We thought—correctly, I think—that the only way the American people would know that a great debate was going on was if the measures were not bipartisan. When you hang the 'bipartisan’ tag on something, the perception is that differences have been worked out, and there’s a broad agreement that that’s the way forward.

It's hard to get less bipartisan than a situation where Democrats in one House are screaming at Republicans when they pass a bill and Democrats in the other House are living on the lam to block a vote. The conventional wisdom was that Democrats were making themselves look fringe; no one wins a PR battle with the executive, with all the news-making power he has. Except Republicans won the PR battle with Obama, by denying him votes on the stimulus then denying that the stimulus created any jobs.

In the early days of the Wisconsin standoff, some pundits speculated that Scott Walker was becoming a new Chris Christie, a folk hero who'd take on unions and julienne them with common sense. Hey, Walker could still win this thing. But for now, he seems a lot more like the early, unsteady Obama. He has not spoken in public, outside the confines of news conferences, since the impasse started; when he tried to go to a Madison restaurant, he was recognized and heckled. There haven't been great polls yet, but the polls we have show Walker slipping below 50 percent support and up to 48 percent support for a 2012 recall election. The "Feingold for Governor 2012" signs I saw in Madison looked fairly silly. But you would have said the same things about "Scott Brown for Senate" signs in September 2009.

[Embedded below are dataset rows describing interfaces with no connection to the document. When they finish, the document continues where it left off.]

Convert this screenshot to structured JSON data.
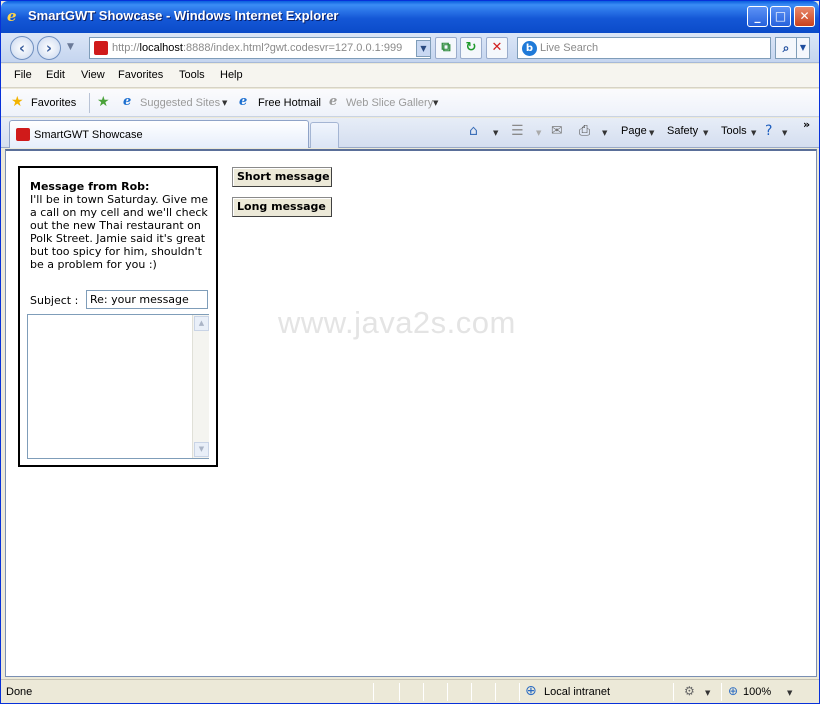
{
  "window": {
    "title": "SmartGWT Showcase - Windows Internet Explorer",
    "minimize_glyph": "_",
    "maximize_glyph": "□",
    "close_glyph": "✕"
  },
  "address_bar": {
    "url_scheme": "http://",
    "url_host": "localhost",
    "url_rest": ":8888/index.html?gwt.codesvr=127.0.0.1:999",
    "search_placeholder": "Live Search"
  },
  "menu": {
    "items": [
      "File",
      "Edit",
      "View",
      "Favorites",
      "Tools",
      "Help"
    ]
  },
  "favorites_bar": {
    "favorites_label": "Favorites",
    "links": [
      "Suggested Sites",
      "Free Hotmail",
      "Web Slice Gallery"
    ]
  },
  "tabs": {
    "active_label": "SmartGWT Showcase"
  },
  "command_bar": {
    "page_label": "Page",
    "safety_label": "Safety",
    "tools_label": "Tools"
  },
  "message": {
    "title": "Message from Rob:",
    "body": "I'll be in town Saturday. Give me a call on my cell and we'll check out the new Thai restaurant on Polk Street. Jamie said it's great but too spicy for him, shouldn't be a problem for you :)",
    "subject_label": "Subject :",
    "subject_value": "Re: your message",
    "reply_value": ""
  },
  "buttons": {
    "short_message": "Short message",
    "long_message": "Long message"
  },
  "watermark": "www.java2s.com",
  "status_bar": {
    "status": "Done",
    "zone": "Local intranet",
    "zoom": "100%"
  }
}
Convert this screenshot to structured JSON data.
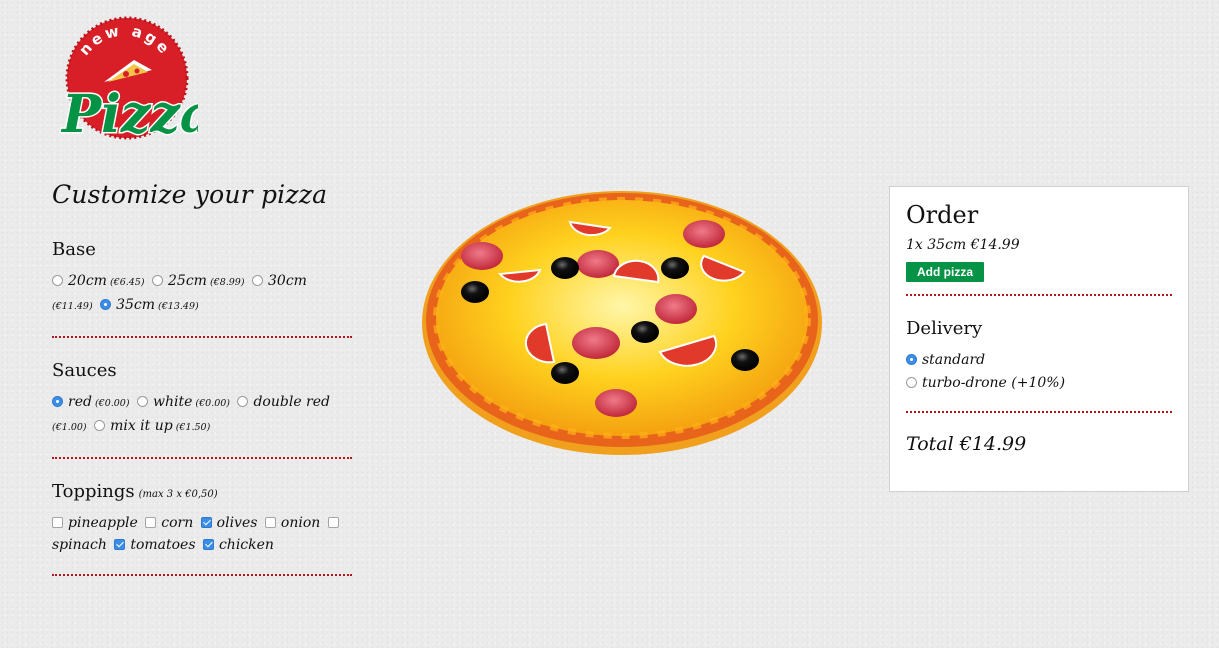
{
  "brand": {
    "arc_text": "new age",
    "word": "Pizza",
    "red": "#d81e26",
    "green": "#079345"
  },
  "customize": {
    "title": "Customize your pizza",
    "base": {
      "title": "Base",
      "options": [
        {
          "label": "20cm",
          "price": "(€6.45)",
          "selected": false
        },
        {
          "label": "25cm",
          "price": "(€8.99)",
          "selected": false
        },
        {
          "label": "30cm",
          "price": "(€11.49)",
          "selected": false
        },
        {
          "label": "35cm",
          "price": "(€13.49)",
          "selected": true
        }
      ]
    },
    "sauces": {
      "title": "Sauces",
      "options": [
        {
          "label": "red",
          "price": "(€0.00)",
          "selected": true
        },
        {
          "label": "white",
          "price": "(€0.00)",
          "selected": false
        },
        {
          "label": "double red",
          "price": "(€1.00)",
          "selected": false
        },
        {
          "label": "mix it up",
          "price": "(€1.50)",
          "selected": false
        }
      ]
    },
    "toppings": {
      "title": "Toppings",
      "note": "(max 3 x €0,50)",
      "options": [
        {
          "label": "pineapple",
          "checked": false
        },
        {
          "label": "corn",
          "checked": false
        },
        {
          "label": "olives",
          "checked": true
        },
        {
          "label": "onion",
          "checked": false
        },
        {
          "label": "spinach",
          "checked": false
        },
        {
          "label": "tomatoes",
          "checked": true
        },
        {
          "label": "chicken",
          "checked": true
        }
      ]
    }
  },
  "order": {
    "title": "Order",
    "line": "1x 35cm €14.99",
    "add_button": "Add pizza",
    "delivery": {
      "title": "Delivery",
      "options": [
        {
          "label": "standard",
          "selected": true
        },
        {
          "label": "turbo-drone (+10%)",
          "selected": false
        }
      ]
    },
    "total": "Total €14.99"
  }
}
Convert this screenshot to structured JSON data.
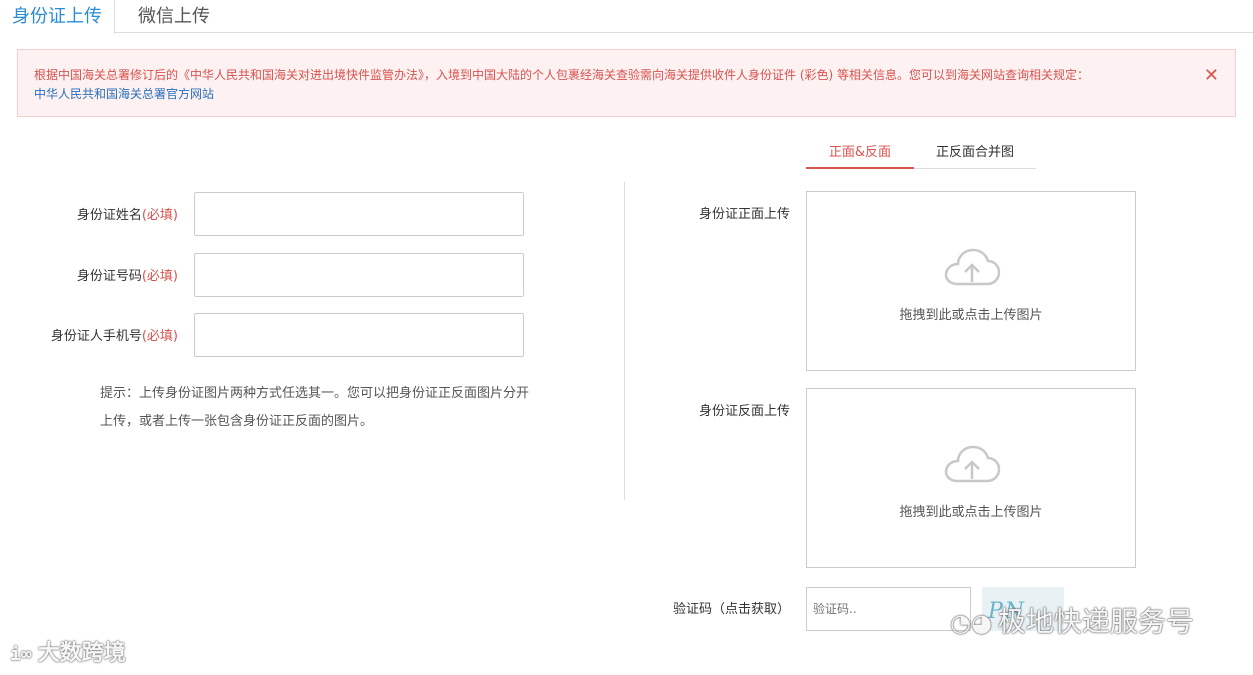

David Weigel is a reporter for Bloomberg Politics

TODAY IN SLATE

Technocracy

Forget Oculus Rift

This $25 cardboard box turns your phone into an incredibly fun virtual reality experience.

Republicans Want the Government to Listen to the American Public on Ebola. That’s a Horrible Idea.

The 2014 Kansas City Royals Show the Value of Building a Mediocre Baseball Team

The GOP Won’t Win Any Black Votes With Its New “Willie Horton” Ad

Sleater-Kinney Was Once America’s Best Rock Band

Can it be again?

Politics

Smash and Grab

Will competitive Senate contests in Kansas and South Dakota lead to more late-breaking races in future elections?

I Am 25. I Don’t Work at Facebook. My Doctors Want Me to Freeze My Eggs.

These Companies in Japan Are More Than 1,000 Years Old

  News & Politics
The World
Oct. 21 2014 11:40 AM The U.S. Has Spent $7 Billion Fighting the War on Drugs in Afghanistan. It Hasn’t Worked. 
  Business
Moneybox
Oct. 21 2014 1:12 PM The Global Millionaires Club Is Booming and Losing Its Exclusivity
  Life
Atlas Obscura
Oct. 21 2014 12:40 PM Asamkirche: The Rococo Church Where Death Hides in Plain Sight
  Double X
The XX Factor
Oct. 21 2014 1:12 PM George Tiller's Murderer Threatens Another Abortion Doctor, Claims Right of Free Speech
  Slate Plus
Behind the Scenes
Oct. 21 2014 1:02 PM Where Are Slate Plus Members From? This Weird Cartogram Explains. A weird-looking cartogram of Slate Plus memberships by state.
  Arts
Behold
Oct. 21 2014 12:05 PM Same-Sex Couples at Home With Themselves in 1980s America
  Technology
Technology
Oct. 21 2014 10:43 AM Social Networking Didn’t Start at Harvard It really began at a girls’ reform school.
  Health & Science
Climate Desk
Oct. 21 2014 11:53 AM Taking Research for Granted Texas Republican Lamar Smith continues his crusade against independence in science.
  Sports
Sports Nut
Oct. 20 2014 5:09 PM Keepaway, on Three. Ready—Break! On his record-breaking touchdown pass, Peyton Manning couldn’t even leave the celebration to chance.